Bad and Ugly
We come back to side-effects one of which was highlighted yesterday by the central bank of the Netherlands.
A prolonged period of low interest rates affects the resilience of Dutch financial institutions, insurance companies and pension funds in particular, and banks to a lesser degree. Its impact on life insurers may ultimately jeopardise financial stability, as they have limited recovery options and considerable interdependencies with other financial institutions.
What about any business which relies on long-term interest-rates such as many types of savings or annuities? They have disappeared into the ether surely? What about the countries such as Germany and Spain who were showing solid economic growth anyway? They did not need a sovereign bond boost as we fear too much petrol in the carburetor.
We are back to Yazz as the only way for these is up in the QE era. Last week saw the Nikkei 225 touch 20,000 for the first time in a very long time compared to the circa 9000 when Abenomics began. The Eurofirst 300 equity index was below 1300 when the rumours of a sovereign QE program was announced really built up last December and is now at 1651 for around a 27% surge. The problem here is what economic gain or “wealth effects” take place? They are notoriously hard to pin down as we wonder if the value of bank assets are simply being driven higher again. Deutsche Bank for example was flirting with a 24 Euro share price back in December compared with 33 Euros now.

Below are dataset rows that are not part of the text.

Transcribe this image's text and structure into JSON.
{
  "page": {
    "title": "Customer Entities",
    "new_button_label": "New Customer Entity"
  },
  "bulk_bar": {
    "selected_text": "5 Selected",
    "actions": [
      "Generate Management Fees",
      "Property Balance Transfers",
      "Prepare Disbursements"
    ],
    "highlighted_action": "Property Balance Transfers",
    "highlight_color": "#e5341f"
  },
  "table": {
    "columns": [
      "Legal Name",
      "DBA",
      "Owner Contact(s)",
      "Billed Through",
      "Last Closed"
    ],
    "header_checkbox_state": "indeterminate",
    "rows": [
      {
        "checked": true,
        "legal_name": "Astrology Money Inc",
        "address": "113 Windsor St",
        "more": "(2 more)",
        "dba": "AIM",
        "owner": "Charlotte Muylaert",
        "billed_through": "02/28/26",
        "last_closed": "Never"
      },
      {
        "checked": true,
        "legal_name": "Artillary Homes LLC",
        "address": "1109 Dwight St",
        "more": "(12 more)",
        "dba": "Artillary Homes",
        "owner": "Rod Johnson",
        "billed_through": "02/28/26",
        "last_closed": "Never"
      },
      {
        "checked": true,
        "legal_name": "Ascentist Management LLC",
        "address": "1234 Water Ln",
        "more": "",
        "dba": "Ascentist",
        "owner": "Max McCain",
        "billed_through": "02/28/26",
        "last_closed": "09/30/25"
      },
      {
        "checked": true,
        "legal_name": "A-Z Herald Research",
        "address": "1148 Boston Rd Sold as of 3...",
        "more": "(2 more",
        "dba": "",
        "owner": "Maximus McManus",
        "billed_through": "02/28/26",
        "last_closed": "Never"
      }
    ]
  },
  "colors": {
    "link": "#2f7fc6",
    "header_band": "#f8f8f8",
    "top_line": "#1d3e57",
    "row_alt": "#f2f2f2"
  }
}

This is perhaps the clearest possible win for some of the Euro area. After all countries such as Greece and Portugal for example plainly need a lower exchange-rate to compete economically. Of course we do know that QE is part of a set of ECB policies which are intended to push the value of the Euro lower what we do not know is how much of an impact it has had?! We can merely say that since the QE expansion rumours really built up in mid December last the trade-weighted Euro has fallen by around 10%. This is the clearest economic boost of the lot although sadly for it the situation was marred by it raising the price of oil in Euro terms and thereby offsetting some of its fall.
Back in the days when QE was a twinkle in a central bankers eye then it was assumed to be something which raised economic growth via raising inflation. Of course in the central banking version of Alice In Wonderland that scenario still exists! Meanwhile we find ourselves observing a raft of effects operating in various directions. Firstly the inflation created initially is to be found in asset markets. This is extremely convenient as of course official inflation measures invariably ignore these! Indeed the Euro standard inflation measure HICP (Unhelpfully called CPI in the UK) ignores owner occupied housing costs entirely. Thus inflation becomes growth and wealth increases through the central banking looking-glass. If we move forwards in time we are likely to see ordinary consumer inflation pushed higher by the lower exchange-rate. This may prove to be a more serious problem if we note that the oil price seems to have at least stabilised and may be edging higher. If we look for economic growth then we see that a lower exchange-rate may help and that lower mortgage-rates (for some at least) may help. Governments may indulge in more deficit financing. The catch is of course is that we are describing roads which got us into our current mess as Talking Heads remind us.
We’re on a road to nowhere Come on inside Takin’ that ride to nowhere We’ll take that ride
A literal GDP boost
It would appear that a Dutch central banker decided that more practical measures were required to boost the new Gross Domestic Product growth rates.
A worker for the Dutch central bank, who worked in the trust regulation department, has been sacked for working as an S&M prostitute for years,,,,,Her roles included that of an SS commander
Rather ironically considering many people’s views on bankers she was sacked for lacking integrity.